Thursday, September 15, 2005
Lesson #2: Americans have screwed up sense of car class size(s).
This all came about when looking at the recent announcement from BMW regarding making a bigger "Mini" for America. What many people don't realise is that the original/1st generation Mini Coopers could fit INSIDE the current mini-coopers.
People here see them as "mini" cars, meant for two small people when in reality the original Mini Cooper which is considerably smaller was meant for 4 adults. I'm 6'3" (1.9m) tall and I fit into first geneation Racing Mini's fine (and that's wearing a helmet, and maneuvering around a roll cage).
The concept of car as being something you use for transportation of people is foreign to many Americans. It seems that people feel a car/truck is meant to be an extension of their house/garage/storage locker, and as such has to have room to house everything from kids to pets to boxes upon boxes of crap which really isn't being used for anything except taking up space in the oversized vehicles which are only necessitated by said boxes/mentality of storing them in an automobile. Stupid.. yes.
Back on topic. The current Mini Cooper is a "Compact Car" in the US. There is no equivalent to the "Micro" car class in the US. For a better example of sizing, look at the VW Bora (1999-2005.5 Jetta). In the United States, it is a compact car, in Europe it is a mid-sized car. I use the term "in Europe" loosely, as I'm going by the general motoring press which I read routinely beit French, Italian, English, Dutch, or German.
If we want to talk Micro-Cars, we need to start talking about the Ford Ka, the VW Polo (which is getting larger as each generation progresses), the Smart car, the Nissan Sunny, the Fiat Cinquincento, etc. ad nauseum.
Many of those cars listed above are what most Americans really need for their everyday business whether it is commuting to work over the vast expanses of land we have here (my commute is 39km (a little over 24 miles) each way through long winding single lane country roads, including some pea gravel and short bursts of highway expanse.
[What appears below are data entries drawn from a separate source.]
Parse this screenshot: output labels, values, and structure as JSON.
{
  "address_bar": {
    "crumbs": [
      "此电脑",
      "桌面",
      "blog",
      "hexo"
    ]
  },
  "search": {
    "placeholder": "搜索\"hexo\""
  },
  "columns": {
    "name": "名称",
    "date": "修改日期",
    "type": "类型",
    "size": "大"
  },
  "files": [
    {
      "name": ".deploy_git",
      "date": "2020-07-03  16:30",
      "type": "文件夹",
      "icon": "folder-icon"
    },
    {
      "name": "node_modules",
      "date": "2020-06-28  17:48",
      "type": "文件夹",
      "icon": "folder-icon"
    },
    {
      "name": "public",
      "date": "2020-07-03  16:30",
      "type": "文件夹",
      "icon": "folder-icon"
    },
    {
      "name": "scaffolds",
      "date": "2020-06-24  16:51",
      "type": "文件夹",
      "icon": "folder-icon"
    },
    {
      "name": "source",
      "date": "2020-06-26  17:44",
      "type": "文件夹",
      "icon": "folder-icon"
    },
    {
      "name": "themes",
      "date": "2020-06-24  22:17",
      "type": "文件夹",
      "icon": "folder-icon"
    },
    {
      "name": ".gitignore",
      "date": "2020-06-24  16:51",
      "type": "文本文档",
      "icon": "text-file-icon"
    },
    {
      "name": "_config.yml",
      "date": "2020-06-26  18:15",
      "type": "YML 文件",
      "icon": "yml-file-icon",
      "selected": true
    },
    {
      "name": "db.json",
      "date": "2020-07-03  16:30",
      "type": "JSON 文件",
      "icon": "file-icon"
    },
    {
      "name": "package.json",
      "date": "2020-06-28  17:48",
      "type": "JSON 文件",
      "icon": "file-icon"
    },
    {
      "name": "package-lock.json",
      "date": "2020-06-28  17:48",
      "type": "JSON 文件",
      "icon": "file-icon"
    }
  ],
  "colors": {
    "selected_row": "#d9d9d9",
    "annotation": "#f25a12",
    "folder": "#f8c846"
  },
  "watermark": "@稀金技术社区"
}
The concept of driving an SUV which weighs in at 2.5 tons (2.2 tonnes) getting something like 15mpg (almost 6.4 kilometers per liter) is outlandish, yet Americans as a whole don't see anything wrong with this.
It boils down to the issue of what they need vs. what they've been conditioned to think that they need.
I smile when I see a family driving in a VW Golf TDI because it tells me that they have more common sense than the next person, driving alone in their monstrosity of an SUV. I personally am quite happy with my most recent automotive purchase, but I'll leave that for another discussion.